in the purple spray bottle. I have tried this with much success on glass, pottery, porcelain,and metal. Leave no residue, and has no harsh fumes. Tried on a lark one day since I use it to clean my shower, tried on a glass item with great results, and NO clouding or etching.

Anonymous said...

hello,

try barkeepers freind as well. works well for bottles and a bottle brush should take that off just fine as well.

Anonymous said...

I've had great luck with denture cleaning tablets. Never use anything else and have had no problems.

Anonymous said...

If you have a clear beautifully etched vase and NOTHING has gotten the white film off, put soem water in it. If the vase looks good then dry it and hit it with WD40. The very light oil will keep the white film away and i don't think it will hurt the glass.

Anonymous said...

I've always had good luck using automatic dish washing liquid to clean nasty vases.
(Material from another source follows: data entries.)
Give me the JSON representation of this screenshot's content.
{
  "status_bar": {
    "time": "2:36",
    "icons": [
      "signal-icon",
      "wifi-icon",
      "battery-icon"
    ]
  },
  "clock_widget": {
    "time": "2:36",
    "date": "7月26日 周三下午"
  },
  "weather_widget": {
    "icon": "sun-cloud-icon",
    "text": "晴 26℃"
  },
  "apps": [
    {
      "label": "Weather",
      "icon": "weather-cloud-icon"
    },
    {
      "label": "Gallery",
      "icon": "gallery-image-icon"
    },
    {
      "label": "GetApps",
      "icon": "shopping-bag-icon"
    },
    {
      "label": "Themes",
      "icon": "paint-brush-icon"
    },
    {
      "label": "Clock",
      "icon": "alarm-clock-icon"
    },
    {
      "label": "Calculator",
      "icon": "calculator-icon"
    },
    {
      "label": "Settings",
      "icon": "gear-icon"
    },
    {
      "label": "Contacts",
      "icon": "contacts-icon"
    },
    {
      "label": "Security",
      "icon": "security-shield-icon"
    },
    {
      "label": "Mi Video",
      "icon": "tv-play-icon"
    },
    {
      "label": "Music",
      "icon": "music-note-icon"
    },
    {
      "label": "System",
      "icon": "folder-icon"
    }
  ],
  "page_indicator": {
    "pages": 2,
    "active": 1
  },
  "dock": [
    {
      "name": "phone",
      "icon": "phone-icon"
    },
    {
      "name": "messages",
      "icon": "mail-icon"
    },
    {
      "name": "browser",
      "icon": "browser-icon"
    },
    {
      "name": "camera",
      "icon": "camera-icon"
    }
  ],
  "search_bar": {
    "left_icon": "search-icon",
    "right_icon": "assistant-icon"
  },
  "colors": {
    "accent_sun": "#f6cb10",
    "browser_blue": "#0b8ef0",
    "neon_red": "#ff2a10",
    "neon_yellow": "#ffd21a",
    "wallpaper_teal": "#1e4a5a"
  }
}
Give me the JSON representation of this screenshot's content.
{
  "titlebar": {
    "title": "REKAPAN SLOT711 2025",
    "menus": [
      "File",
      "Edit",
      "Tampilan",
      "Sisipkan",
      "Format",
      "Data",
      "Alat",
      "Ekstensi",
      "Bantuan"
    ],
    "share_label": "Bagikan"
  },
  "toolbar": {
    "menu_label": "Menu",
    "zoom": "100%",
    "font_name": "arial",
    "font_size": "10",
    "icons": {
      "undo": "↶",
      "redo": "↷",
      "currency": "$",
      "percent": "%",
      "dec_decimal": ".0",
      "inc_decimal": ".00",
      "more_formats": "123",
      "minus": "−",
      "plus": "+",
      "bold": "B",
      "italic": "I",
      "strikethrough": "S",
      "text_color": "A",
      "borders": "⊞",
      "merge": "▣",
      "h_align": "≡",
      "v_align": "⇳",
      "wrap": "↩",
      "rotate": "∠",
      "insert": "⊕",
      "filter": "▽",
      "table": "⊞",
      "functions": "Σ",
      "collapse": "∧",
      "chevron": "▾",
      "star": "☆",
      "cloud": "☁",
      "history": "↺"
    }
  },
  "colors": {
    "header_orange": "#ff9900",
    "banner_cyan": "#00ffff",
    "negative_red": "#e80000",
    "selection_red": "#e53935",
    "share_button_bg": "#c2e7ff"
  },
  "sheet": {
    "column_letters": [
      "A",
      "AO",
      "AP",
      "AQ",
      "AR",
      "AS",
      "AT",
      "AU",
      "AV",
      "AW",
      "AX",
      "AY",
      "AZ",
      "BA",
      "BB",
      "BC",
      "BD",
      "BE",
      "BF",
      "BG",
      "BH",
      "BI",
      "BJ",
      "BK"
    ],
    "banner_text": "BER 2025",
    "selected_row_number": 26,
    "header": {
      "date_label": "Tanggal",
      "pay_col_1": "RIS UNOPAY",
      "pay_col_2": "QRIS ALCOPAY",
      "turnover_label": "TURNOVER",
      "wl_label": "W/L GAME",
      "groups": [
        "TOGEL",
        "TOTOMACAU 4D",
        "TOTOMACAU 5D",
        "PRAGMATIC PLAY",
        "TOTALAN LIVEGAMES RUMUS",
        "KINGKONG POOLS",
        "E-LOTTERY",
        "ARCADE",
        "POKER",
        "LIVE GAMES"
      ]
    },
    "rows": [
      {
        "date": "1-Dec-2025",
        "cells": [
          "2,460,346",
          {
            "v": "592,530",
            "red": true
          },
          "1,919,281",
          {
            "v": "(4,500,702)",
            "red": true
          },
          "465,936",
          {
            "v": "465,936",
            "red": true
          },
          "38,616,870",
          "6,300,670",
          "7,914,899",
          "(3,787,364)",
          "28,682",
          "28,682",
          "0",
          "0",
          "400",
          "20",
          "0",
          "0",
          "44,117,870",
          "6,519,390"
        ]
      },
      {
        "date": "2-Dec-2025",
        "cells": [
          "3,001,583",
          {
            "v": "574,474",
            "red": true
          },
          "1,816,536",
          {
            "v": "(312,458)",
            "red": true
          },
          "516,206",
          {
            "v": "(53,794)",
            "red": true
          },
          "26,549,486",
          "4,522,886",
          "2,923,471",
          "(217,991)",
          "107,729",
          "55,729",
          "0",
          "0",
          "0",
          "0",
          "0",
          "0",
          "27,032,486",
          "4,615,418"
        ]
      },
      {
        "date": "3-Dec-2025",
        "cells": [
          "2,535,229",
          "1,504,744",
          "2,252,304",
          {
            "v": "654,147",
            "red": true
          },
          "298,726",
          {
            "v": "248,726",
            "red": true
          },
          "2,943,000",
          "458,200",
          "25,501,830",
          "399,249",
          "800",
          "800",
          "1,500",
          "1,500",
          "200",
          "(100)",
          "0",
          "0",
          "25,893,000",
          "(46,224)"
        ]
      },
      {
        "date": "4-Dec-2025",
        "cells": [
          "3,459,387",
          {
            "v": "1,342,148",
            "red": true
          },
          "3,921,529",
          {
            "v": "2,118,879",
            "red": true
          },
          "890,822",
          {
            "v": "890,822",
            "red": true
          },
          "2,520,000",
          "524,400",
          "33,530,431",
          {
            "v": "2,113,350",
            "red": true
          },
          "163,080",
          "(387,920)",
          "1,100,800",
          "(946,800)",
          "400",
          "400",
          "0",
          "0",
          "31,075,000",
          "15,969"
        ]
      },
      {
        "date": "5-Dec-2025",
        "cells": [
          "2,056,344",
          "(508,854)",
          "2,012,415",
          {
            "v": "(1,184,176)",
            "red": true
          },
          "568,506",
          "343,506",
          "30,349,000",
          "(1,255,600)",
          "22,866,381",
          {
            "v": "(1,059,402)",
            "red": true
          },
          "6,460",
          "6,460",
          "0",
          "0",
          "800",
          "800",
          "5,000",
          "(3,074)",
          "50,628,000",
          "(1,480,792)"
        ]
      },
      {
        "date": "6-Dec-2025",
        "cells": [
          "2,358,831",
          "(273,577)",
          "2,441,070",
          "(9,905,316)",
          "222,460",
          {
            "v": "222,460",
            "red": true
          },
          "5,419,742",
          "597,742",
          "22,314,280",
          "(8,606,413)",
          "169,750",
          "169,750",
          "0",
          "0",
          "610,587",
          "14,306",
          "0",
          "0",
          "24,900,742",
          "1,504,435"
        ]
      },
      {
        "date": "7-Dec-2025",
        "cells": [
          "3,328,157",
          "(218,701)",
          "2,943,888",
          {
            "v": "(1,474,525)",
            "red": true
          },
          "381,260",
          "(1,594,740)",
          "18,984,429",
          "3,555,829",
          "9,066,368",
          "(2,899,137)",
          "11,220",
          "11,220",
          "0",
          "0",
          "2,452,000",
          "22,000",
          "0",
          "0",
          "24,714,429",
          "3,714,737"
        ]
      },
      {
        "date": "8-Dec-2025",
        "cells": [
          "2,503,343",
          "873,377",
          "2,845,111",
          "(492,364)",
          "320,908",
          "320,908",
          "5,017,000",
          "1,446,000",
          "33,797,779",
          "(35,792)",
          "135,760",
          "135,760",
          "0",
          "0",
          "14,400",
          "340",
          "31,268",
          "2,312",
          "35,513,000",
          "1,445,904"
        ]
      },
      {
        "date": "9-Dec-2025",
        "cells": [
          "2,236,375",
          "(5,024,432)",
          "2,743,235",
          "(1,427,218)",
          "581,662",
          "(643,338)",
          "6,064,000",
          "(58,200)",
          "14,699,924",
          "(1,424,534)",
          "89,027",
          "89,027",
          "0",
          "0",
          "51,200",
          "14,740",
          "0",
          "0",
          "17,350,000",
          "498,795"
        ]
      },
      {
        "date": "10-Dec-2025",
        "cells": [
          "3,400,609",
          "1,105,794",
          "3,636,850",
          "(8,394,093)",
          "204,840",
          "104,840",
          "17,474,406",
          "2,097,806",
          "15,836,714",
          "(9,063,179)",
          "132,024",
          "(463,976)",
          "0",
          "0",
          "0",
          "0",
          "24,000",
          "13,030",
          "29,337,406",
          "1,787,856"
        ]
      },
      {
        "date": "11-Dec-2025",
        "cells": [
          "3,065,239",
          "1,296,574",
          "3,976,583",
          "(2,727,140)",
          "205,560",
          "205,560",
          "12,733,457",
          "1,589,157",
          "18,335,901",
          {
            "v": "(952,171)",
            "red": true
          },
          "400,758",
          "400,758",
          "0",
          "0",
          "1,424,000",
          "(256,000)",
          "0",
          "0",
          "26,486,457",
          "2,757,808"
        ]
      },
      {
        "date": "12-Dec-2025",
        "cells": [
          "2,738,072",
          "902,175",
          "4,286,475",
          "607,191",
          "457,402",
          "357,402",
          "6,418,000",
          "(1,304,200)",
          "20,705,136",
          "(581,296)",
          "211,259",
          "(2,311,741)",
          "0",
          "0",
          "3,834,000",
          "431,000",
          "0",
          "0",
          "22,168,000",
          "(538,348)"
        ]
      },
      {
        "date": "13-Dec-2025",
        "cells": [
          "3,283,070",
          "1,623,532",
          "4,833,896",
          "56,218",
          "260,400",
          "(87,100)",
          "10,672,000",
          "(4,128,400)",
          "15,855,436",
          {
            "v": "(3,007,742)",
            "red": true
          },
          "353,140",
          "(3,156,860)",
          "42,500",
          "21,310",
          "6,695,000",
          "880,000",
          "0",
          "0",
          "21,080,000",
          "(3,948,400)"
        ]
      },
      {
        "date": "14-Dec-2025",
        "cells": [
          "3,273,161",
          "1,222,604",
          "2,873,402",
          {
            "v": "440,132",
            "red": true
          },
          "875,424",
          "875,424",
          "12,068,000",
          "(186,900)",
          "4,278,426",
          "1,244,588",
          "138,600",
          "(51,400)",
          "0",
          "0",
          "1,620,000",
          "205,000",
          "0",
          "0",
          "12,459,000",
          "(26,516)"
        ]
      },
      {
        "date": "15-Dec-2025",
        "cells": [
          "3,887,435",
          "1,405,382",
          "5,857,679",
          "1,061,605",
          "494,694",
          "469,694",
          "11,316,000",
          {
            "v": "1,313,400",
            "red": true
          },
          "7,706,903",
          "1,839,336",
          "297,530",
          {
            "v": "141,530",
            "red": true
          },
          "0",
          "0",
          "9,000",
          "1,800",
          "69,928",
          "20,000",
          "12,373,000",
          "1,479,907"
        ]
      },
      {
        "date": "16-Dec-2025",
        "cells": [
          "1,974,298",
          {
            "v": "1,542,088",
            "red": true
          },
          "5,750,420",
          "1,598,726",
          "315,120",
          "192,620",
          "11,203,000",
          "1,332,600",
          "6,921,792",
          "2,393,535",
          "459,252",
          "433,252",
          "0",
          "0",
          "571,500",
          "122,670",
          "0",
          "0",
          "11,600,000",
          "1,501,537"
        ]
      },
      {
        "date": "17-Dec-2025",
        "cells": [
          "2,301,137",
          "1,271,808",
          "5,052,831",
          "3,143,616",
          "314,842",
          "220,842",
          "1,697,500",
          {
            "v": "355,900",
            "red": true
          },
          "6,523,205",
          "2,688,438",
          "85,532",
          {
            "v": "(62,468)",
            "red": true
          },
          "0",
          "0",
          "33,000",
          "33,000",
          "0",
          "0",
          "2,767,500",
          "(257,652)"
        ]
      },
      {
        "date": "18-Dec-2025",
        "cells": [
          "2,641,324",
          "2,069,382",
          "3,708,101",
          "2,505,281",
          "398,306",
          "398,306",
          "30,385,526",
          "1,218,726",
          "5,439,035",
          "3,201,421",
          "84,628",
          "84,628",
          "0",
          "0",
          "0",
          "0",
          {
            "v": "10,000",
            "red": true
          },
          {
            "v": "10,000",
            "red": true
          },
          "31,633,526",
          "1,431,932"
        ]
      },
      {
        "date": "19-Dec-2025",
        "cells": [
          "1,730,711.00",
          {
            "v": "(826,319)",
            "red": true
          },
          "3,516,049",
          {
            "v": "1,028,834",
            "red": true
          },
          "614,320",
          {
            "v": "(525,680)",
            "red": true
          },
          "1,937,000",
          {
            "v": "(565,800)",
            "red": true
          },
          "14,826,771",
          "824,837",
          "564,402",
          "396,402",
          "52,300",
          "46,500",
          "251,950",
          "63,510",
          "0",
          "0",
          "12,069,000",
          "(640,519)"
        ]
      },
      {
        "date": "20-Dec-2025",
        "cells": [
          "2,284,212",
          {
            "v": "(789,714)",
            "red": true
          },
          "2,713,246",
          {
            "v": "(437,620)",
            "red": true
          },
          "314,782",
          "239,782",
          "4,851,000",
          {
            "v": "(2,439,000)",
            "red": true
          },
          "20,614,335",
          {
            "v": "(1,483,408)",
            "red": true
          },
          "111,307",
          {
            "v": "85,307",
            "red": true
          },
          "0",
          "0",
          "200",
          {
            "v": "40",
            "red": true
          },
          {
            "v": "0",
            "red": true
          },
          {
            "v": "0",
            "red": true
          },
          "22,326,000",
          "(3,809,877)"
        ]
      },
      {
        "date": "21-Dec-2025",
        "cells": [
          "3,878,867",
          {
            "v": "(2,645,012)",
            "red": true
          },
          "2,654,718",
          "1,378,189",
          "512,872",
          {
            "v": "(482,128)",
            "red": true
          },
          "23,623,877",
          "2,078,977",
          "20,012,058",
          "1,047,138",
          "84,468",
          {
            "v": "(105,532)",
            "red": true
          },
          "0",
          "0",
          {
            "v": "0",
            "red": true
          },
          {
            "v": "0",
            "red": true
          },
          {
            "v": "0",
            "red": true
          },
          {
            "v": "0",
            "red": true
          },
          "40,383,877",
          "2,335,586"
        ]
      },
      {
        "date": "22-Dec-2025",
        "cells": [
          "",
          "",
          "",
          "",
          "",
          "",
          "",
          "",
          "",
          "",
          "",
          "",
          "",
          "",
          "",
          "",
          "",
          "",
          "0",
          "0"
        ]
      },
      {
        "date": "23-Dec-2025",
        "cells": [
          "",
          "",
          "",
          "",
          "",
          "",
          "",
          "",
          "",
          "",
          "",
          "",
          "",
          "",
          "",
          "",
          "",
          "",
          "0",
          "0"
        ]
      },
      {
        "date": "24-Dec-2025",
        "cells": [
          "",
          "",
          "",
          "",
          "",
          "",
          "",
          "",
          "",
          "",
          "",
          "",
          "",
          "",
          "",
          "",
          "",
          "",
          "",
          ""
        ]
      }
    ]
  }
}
I've used it full strength and with water added depending on how bad the stain was.

Anonymous said...

I use denture cleaning tablets for everything!
I clean the tea glasses that my husband leaves sitting.
I am a jewelry maker and use it to clean freshwater pearls before I string them. And I use them to clean all my vases.

Anonymous said...

Nothing beats Lemi Shine. Use it for drinking glasses, final dishwasher rinse, cleaning around faucets...best by far and easier to use.

Judy- Rocky River said...

Someone else said it, Polident works very well!!! No scrubbing involved.

Inverdon, in Scotland said...

I have had great success in removing lime scale from vases etc. using hot water(not boiling water as that may crack your glass) and popping in 1 or 2 denture tablets....equally if you want to get a kettle clean...fillit up and boil the water just before you go to bed...top up with about a quarter cup of vinegar..aand leave overnight. In the morning, pour out the water and boil up twice with fresh water...sometimes it needs to be repeated...but it is truely amazing how it does work.

Anonymous said...

Another good way to remove stains from glass is to use plain old household vinegar. If the stain is really tough and the vase is not a priceless antique, a little salt put in with the vinegar will really help get the stains out and will leave no scratches visible to the naked eye.

Anonymous said...

I have used dishwasher soap dissolved in a little water, poured into the vase or glass(in my case kerosene lamps) and allowed to sit for about 1 hour. If you shake the vase or glass every few minutes you will be amazed at the amount of stuff that is removed with no scrubbing at all. For those stubborn spots the bottle brush does well. As always watch for any signs of etching. Kerosene lamps have a pretty sturdy make-up, but some glassware can be a little softer. Of course, this is much safer to use than any caustic material. Next time stick to some good artificial flowers or use an insert to keep the water away from your good glass.

Anonymous said...

white vinegar works great, I soak overnight.......fishlady

Kimberley Crhak said...

To remove stains from porcelin or any type of glassware from plain drinking glasses to crystal vases...try Polident tablets! Yes. The ones that you soak your dentures in! Simply put in a tablet and (depending on the item and how heat resistant it is) add hot water to the brim. Let this foamy concoction sit over night (you may need to add more water slowly as the foam settles)and in the morning you need only brush lightly with an old toothbrush and all stains disappear!!